H1N1 Influenza Infection in Cats
The H1N1 variant of the influenza virus, previously known somewhat inaccurately as “swine flu”, is contagious to cats as well as to people. In addition, this virus is also known to be able to infect dogs, pigs, and ferrets. Though the spread of this particular influenza virus is no longer considered to be an epidemic of emergency proportions, it does continue to spread worldwide.
Symptoms and Types
Symptoms may range from very mild to extremely severe and some infected cats may show no signs of disease at all.
The most common symptoms seen include:
- Lack of appetite
- Runny eyes
- Runny nose
- Labored breathing
Some cats infected with H1N1 influenza have not survived, but the majority of infected cats suffer mild to moderate symptoms.
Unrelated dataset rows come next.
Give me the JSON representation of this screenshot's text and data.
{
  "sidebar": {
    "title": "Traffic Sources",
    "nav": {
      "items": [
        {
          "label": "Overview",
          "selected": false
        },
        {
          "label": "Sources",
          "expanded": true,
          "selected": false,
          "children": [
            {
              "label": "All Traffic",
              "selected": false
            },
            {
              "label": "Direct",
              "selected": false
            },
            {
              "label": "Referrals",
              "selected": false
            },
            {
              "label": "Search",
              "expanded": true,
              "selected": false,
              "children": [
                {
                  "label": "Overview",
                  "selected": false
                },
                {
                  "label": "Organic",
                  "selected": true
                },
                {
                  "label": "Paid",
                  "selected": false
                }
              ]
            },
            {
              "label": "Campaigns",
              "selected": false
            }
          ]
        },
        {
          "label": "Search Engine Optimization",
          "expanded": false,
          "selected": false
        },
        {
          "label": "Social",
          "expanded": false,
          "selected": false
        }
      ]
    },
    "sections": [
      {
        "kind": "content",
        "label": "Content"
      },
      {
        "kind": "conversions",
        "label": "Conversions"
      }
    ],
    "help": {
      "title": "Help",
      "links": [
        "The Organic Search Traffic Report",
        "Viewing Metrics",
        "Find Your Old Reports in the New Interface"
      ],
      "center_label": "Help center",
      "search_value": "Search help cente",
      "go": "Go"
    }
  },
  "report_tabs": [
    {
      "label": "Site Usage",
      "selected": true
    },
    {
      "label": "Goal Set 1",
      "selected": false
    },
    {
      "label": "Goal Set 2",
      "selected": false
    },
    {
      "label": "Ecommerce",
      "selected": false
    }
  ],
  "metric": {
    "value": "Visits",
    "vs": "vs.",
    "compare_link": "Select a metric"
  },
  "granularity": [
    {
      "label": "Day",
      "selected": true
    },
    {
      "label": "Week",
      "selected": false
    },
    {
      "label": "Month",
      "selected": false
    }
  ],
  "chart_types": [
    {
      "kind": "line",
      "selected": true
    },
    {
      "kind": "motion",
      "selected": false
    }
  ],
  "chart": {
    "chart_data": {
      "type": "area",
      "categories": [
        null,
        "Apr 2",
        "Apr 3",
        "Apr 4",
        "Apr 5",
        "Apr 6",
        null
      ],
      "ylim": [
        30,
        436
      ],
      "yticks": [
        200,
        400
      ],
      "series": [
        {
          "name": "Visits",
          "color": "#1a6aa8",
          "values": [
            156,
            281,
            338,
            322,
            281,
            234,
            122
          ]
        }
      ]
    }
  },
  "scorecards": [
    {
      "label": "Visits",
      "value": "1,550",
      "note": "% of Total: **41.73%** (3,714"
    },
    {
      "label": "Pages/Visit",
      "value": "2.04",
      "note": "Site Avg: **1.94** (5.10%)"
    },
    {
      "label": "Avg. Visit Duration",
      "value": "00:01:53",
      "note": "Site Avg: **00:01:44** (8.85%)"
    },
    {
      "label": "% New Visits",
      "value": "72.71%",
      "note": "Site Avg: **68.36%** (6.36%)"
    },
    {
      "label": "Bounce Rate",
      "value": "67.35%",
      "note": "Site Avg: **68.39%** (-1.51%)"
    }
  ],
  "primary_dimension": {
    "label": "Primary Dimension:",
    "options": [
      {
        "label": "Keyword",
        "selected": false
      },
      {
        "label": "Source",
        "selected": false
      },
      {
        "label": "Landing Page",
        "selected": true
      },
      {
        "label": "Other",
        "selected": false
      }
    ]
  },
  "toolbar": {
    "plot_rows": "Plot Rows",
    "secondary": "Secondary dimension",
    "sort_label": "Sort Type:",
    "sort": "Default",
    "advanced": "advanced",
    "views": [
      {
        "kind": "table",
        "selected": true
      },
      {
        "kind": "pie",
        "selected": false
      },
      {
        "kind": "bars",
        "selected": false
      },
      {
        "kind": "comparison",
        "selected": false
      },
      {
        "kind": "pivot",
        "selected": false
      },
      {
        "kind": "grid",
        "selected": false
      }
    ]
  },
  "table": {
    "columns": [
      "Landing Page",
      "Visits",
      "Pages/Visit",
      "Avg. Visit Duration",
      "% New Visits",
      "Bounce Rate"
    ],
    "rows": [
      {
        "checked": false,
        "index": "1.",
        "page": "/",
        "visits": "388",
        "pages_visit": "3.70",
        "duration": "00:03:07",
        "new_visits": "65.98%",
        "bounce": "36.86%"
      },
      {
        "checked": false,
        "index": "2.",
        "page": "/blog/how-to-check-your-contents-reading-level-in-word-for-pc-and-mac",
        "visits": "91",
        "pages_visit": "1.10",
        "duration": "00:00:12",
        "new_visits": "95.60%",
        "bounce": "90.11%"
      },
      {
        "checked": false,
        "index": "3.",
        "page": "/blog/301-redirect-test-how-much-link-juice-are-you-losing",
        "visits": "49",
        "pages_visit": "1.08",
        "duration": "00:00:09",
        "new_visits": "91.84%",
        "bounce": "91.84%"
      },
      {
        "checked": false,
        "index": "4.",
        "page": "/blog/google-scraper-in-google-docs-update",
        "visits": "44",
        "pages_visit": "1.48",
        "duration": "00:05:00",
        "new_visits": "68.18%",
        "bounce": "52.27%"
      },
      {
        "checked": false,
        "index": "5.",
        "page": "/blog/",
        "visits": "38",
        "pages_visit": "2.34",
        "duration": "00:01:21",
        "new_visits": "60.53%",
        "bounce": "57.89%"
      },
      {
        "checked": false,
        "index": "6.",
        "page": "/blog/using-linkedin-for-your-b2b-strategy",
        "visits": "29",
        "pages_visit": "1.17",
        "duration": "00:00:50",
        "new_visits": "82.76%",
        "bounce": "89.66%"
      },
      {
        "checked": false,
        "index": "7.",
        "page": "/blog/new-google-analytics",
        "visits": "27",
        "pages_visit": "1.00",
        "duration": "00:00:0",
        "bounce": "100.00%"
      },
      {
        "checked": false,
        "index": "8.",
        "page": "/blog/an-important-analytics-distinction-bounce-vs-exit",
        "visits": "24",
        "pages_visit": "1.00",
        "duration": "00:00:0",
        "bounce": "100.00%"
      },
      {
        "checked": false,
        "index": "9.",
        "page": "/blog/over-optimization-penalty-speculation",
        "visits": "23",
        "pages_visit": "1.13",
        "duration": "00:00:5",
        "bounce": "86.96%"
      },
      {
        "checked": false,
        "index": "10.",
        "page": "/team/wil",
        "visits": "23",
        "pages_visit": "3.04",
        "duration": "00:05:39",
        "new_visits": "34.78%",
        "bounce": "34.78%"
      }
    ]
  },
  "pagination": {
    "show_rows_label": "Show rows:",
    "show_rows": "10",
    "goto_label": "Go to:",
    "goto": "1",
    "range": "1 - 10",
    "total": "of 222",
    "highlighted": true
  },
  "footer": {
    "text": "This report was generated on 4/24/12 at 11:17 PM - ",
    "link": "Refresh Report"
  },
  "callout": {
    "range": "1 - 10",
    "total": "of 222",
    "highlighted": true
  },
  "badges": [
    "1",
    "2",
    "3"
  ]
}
The H1N1 influenza virus is the virus responsible for the flu strain originally known as "swine flu" which first surfaced in 2009. The infection has been diagnosed throughout the world.
The presence of flu-like symptoms in a human member of the household may prompt the suspicion of an H1N1 infection in a sick cat with similar symptoms.
A physical examination will reveal a pet with flu-like symptoms.
Definitive diagnosis in pets is usually obtained through PCR testing on swabs collected from the nose or throat or fluid collected from the trachea. This is a molecular test that detects the presence of RNA from the virus. Additional blood testing to rule out other diseases that can cause similar symptoms may be necessary as well.
Chest X-rays may be recommended to evaluate the lungs for signs of pneumonia or other changes.
Anything that has been recognized as to be not what would be accepted as normal.
The windpipe; it carries air from the bronchi to the mouth
The outbreak of a disease inside of a group
A medical condition in which the body has lost fluid or water in excessive amounts